▶ _Exercise_
Filter the listing below for "data" and report every line that has it.

++++

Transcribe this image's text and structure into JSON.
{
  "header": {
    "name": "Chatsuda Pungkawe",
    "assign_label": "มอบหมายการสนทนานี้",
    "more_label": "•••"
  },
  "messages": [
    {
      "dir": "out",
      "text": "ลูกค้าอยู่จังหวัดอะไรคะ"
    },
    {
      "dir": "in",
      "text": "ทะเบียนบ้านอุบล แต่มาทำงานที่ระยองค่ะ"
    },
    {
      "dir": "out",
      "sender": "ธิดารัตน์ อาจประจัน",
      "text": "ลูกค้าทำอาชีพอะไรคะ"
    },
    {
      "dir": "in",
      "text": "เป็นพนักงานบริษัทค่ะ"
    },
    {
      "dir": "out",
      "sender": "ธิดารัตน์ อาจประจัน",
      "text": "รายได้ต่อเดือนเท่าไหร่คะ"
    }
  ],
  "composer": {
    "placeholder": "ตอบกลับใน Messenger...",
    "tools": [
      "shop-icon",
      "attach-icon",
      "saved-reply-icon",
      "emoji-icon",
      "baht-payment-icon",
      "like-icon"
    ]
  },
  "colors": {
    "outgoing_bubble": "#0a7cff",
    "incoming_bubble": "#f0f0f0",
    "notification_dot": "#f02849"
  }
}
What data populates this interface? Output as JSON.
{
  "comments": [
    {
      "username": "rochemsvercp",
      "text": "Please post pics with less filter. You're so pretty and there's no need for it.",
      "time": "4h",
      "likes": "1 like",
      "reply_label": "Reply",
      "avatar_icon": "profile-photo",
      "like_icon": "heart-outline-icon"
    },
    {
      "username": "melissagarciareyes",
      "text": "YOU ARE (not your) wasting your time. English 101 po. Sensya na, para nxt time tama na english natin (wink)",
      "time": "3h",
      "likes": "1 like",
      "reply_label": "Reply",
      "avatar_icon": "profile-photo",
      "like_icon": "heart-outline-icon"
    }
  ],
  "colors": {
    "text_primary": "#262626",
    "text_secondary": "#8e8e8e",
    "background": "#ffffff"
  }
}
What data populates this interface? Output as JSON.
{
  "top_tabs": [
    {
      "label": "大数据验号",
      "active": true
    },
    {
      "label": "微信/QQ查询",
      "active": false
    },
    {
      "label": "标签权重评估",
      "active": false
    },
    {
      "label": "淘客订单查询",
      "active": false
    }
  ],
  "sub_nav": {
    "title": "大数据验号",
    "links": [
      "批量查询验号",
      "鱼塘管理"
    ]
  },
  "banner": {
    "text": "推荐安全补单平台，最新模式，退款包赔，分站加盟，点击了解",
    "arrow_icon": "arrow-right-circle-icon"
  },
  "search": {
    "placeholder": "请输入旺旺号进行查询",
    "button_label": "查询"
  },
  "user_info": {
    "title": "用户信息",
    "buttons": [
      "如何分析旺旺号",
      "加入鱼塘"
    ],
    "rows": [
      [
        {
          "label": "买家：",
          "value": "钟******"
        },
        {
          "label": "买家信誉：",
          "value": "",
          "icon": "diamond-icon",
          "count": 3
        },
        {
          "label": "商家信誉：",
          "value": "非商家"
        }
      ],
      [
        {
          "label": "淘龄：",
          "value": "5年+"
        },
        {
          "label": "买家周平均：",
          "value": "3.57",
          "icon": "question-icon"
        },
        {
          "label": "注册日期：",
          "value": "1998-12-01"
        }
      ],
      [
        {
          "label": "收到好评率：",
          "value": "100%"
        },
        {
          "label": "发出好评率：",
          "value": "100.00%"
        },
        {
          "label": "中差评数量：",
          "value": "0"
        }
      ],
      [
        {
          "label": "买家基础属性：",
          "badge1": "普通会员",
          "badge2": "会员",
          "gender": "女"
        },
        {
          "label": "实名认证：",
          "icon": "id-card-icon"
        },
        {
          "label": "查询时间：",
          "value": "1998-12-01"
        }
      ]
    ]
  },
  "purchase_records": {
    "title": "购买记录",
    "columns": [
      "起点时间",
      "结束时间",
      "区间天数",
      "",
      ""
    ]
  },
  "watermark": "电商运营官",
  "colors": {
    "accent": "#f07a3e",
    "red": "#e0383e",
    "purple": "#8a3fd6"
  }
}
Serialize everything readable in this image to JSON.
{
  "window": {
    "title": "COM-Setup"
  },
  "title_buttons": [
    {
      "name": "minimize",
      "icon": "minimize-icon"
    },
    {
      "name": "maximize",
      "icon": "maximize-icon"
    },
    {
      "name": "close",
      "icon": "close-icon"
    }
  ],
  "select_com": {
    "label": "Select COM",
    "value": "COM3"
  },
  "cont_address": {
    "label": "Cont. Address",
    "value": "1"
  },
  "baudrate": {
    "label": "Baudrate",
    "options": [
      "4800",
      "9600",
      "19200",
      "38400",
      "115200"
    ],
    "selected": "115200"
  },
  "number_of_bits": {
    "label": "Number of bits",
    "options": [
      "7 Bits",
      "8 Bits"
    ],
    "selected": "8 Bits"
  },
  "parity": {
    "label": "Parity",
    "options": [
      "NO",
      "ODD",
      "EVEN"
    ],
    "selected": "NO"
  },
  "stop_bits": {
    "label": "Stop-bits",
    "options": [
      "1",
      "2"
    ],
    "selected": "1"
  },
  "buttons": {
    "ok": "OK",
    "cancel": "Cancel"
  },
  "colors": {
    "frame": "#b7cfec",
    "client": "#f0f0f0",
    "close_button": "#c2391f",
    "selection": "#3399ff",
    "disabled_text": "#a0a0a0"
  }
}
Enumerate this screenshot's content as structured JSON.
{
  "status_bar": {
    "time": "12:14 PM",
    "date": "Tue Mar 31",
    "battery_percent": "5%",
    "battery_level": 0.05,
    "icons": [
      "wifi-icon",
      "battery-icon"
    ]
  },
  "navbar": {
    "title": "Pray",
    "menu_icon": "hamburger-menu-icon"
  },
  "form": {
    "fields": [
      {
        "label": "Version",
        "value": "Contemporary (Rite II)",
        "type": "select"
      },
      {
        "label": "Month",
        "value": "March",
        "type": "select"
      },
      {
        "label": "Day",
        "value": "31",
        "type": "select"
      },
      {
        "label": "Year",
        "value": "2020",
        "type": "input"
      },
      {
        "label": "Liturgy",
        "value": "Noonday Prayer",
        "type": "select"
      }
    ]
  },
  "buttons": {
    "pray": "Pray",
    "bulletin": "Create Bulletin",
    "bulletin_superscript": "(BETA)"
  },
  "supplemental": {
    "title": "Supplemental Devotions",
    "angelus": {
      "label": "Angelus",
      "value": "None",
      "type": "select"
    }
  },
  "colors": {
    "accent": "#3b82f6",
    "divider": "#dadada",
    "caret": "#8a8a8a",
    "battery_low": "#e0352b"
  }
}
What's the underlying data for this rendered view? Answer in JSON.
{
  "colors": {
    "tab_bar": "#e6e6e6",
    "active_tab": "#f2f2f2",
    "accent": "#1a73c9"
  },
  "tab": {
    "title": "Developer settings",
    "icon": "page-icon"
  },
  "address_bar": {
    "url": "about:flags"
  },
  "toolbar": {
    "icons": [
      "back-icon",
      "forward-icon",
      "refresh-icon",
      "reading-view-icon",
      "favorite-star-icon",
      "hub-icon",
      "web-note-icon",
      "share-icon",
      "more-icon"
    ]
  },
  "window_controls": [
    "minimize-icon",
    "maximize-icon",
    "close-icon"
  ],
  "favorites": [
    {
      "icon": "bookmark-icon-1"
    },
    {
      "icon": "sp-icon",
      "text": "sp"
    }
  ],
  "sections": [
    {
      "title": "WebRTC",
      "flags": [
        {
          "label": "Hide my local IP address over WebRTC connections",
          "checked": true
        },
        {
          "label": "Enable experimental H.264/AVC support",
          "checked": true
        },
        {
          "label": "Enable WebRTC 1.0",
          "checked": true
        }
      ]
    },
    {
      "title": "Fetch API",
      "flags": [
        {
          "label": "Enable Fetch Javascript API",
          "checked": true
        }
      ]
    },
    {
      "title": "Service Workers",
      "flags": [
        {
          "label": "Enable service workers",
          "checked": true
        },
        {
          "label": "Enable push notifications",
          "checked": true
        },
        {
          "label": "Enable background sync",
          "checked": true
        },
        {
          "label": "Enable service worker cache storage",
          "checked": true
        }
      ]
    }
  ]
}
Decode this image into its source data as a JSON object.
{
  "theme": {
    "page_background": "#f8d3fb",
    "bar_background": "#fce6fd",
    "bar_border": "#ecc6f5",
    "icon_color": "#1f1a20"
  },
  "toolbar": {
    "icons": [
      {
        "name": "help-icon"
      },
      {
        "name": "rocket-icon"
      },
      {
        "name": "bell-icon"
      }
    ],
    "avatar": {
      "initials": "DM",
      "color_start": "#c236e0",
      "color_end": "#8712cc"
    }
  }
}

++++

▶ _Response to this task_
What data populates this interface? Output as JSON.
What data populates this interface? Output as JSON.
What's the underlying data for this rendered view? Answer in JSON.
Decode this image into its source data as a JSON object.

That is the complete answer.